Notoriously homosexual congressman Barney Frank (D-Mass.) “married” his longtime partner July 7 in a public ceremony officiated by Massachusetts Governor Deval Patrick, the Associated Press reported. A spokesman for Frank said that the 72-year-old congressman “wed” 42-year-old Jim Ready, described by the AP as a handyman and photographer, at a Boston-area hotel, with some 300 guests in attendance. Among the more high-profile of the guests were Rep. Nancy Pelosi (D-Calif.) and Senator John Kerry (D-Mass.).
Frank, who earlier this year announced his retirement from Congress at the end of the present term, is the first national legislator to “marry” a homosexual partner, reported the Washington Post. The seriousness with which Frank and Ready took the event was demonstrated by their “marriage vows,” which had Patrick asking the duo if they promised “to love each other and be each other’s best friend, in sickness and in health, in Congress or in retirement, whether the surf is up or the surf’s flat, for richer or for poorer, under the Democrats or the Republicans, whether the slopes are powdery or icy, whether the book reviews are good or bad, for better or for worse, on MSNBC or on Fox, for as long as you both shall live.”
At the beginning of the ceremony, Gov. Patrick quipped to the guests: “As you might imagine, at the request of the congressman, this service will be short and to the point.”
Major media organs such as the New York Times and the Washington Post used the high-profile event as an opportunity to demonstrate their acceptance of homosexual marriage as a domestic celebration worthy of their society pages. The Times pictured the two men hand-in-hand after the ceremony, both in crisply tailored Joseph Abboud tuxedos. “The dozen groomsmen wore Abboud suits (a gift from Frank and Ready because the company is based in Massachusetts),” reported the Post. The Times swooned that the pair’s “wedding bands were made of black diamonds set in tungsten, a metal used in welding.” Frank’s “husband,” the paper noted, is an experienced welder.
The New York Times claimed that Frank, who was first elected to the House of Representatives in 1981, “became, in 1987, the first sitting member of Congress to volunteer that he was gay.” (Emphasis added.) In reality, however, the “volunteering” was aided by an emerging scandal in which it was revealed that over the previous two years Congressman Frank had housed a male prostitute in his Washington, D.C., apartment, and that the prostitute had been doing business out of Frank’s residence. The Beltway scandal eventually led to an 11-month congressional investigation into Frank's extracurricular activities, and while his sole punishment was a simple reprimand from his congressional colleagues (for supposedly fixing the live-in prostitute’s parking tickets), the episode no doubt served to press Frank into announcing that he was, in fact, a practicing homosexual.
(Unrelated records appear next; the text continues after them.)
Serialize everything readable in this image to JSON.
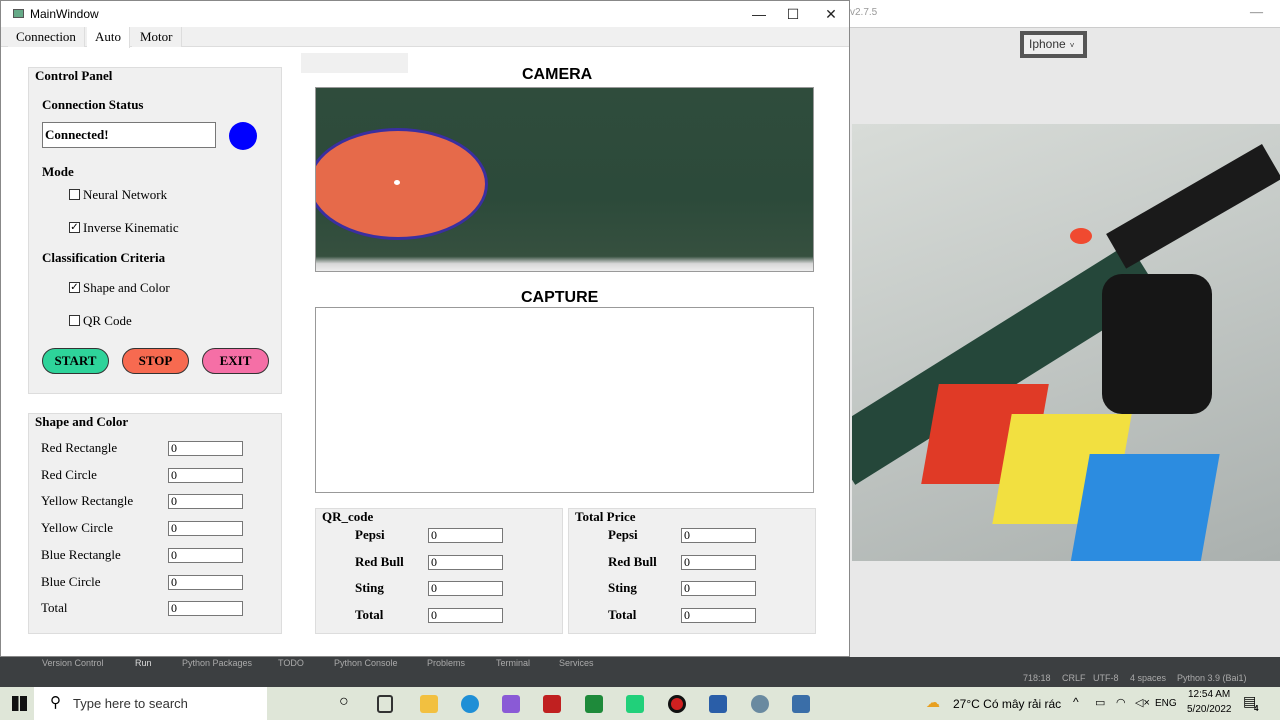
{
  "window": {
    "title": "MainWindow",
    "minimize": "—",
    "maximize": "☐",
    "close": "✕"
  },
  "tabs": [
    {
      "label": "Connection"
    },
    {
      "label": "Auto"
    },
    {
      "label": "Motor"
    }
  ],
  "control_panel": {
    "title": "Control Panel",
    "connection_status_label": "Connection Status",
    "connection_status_value": "Connected!",
    "status_color": "#0000ff",
    "mode_label": "Mode",
    "mode_options": [
      {
        "label": "Neural Network",
        "checked": false
      },
      {
        "label": "Inverse Kinematic",
        "checked": true
      }
    ],
    "criteria_label": "Classification Criteria",
    "criteria_options": [
      {
        "label": "Shape and Color",
        "checked": true
      },
      {
        "label": "QR Code",
        "checked": false
      }
    ],
    "buttons": {
      "start": "START",
      "stop": "STOP",
      "exit": "EXIT"
    },
    "button_colors": {
      "start": "#2ed39a",
      "stop": "#f76a50",
      "exit": "#f56fa6"
    }
  },
  "shape_color": {
    "title": "Shape and Color",
    "rows": [
      {
        "label": "Red Rectangle",
        "value": "0"
      },
      {
        "label": "Red Circle",
        "value": "0"
      },
      {
        "label": "Yellow Rectangle",
        "value": "0"
      },
      {
        "label": "Yellow Circle",
        "value": "0"
      },
      {
        "label": "Blue Rectangle",
        "value": "0"
      },
      {
        "label": "Blue Circle",
        "value": "0"
      },
      {
        "label": "Total",
        "value": "0"
      }
    ]
  },
  "camera": {
    "title": "CAMERA"
  },
  "capture": {
    "title": "CAPTURE"
  },
  "qr_code": {
    "title": "QR_code",
    "rows": [
      {
        "label": "Pepsi",
        "value": "0"
      },
      {
        "label": "Red Bull",
        "value": "0"
      },
      {
        "label": "Sting",
        "value": "0"
      },
      {
        "label": "Total",
        "value": "0"
      }
    ]
  },
  "total_price": {
    "title": "Total Price",
    "rows": [
      {
        "label": "Pepsi",
        "value": "0"
      },
      {
        "label": "Red Bull",
        "value": "0"
      },
      {
        "label": "Sting",
        "value": "0"
      },
      {
        "label": "Total",
        "value": "0"
      }
    ]
  },
  "camera_app": {
    "version": "v2.7.5",
    "device_select": "Iphone",
    "minimize": "—"
  },
  "ide": {
    "tools": [
      "Version Control",
      "Run",
      "Python Packages",
      "TODO",
      "Python Console",
      "Problems",
      "Terminal",
      "Services"
    ],
    "status": [
      "718:18",
      "CRLF",
      "UTF-8",
      "4 spaces",
      "Python 3.9 (Bai1)"
    ]
  },
  "taskbar": {
    "search_placeholder": "Type here to search",
    "weather": "27°C  Có mây rải rác",
    "language": "ENG",
    "time": "12:54 AM",
    "date": "5/20/2022",
    "notifications": "4"
  }
}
Frank’s announcement followed a similar admission by fellow Massachusetts Congressman Gerry Studds, who has the distinction of being the first openly homosexual congressman — a revelation that came as the result of his 1983 censure for admitting to a homosexual liaison with a 17-year-old male congressional page.
In an April 2012 interview with New York Magazine, Frank, who has been one of the most aggressive homosexual activists in Congress, attempted to spin his own 1987 “outing” as something that came with much thought and reflection — rather than as a result of the scandal that was then incubating. “I’ll tell you what finally touched it off,” selectively recalled Frank of his salacious history and ultimate announcement. “When Gerry Studds was outed, that meant I couldn’t come out for a while — two in the whole country, and we have districts next to each other? He got re-elected in ’84, and even in ’86 I figured it’s too soon.”
But, recalled Frank, when Rep. Stewart McKinney (R-Conn.) died of AIDS in 1987, “a major debate ensued about whether he was or wasn’t gay. It was very distasteful. Stewart was a wonderful man, one of the last really liberal Republicans, and I said, ‘Geez, this is awful. If I get hit by a truck tomorrow, I don’t want there to be this big debate: Was he gay? Was he not gay?’ So I decided that I was going to come out.”
Frank admitted that he wanted his “marriage” to Ready to occur while he was still in office — apparently for the political message it would send. “I do think, to be honest, if I was running for reelection, I might have tried to put the marriage off until after the election, because it just becomes a complication,” he told New York Magazine. “But I did want to get married while I was still in office. I think it’s important that my colleagues interact with a married gay man.”
Photo of Rep. Barney Frank: AP Images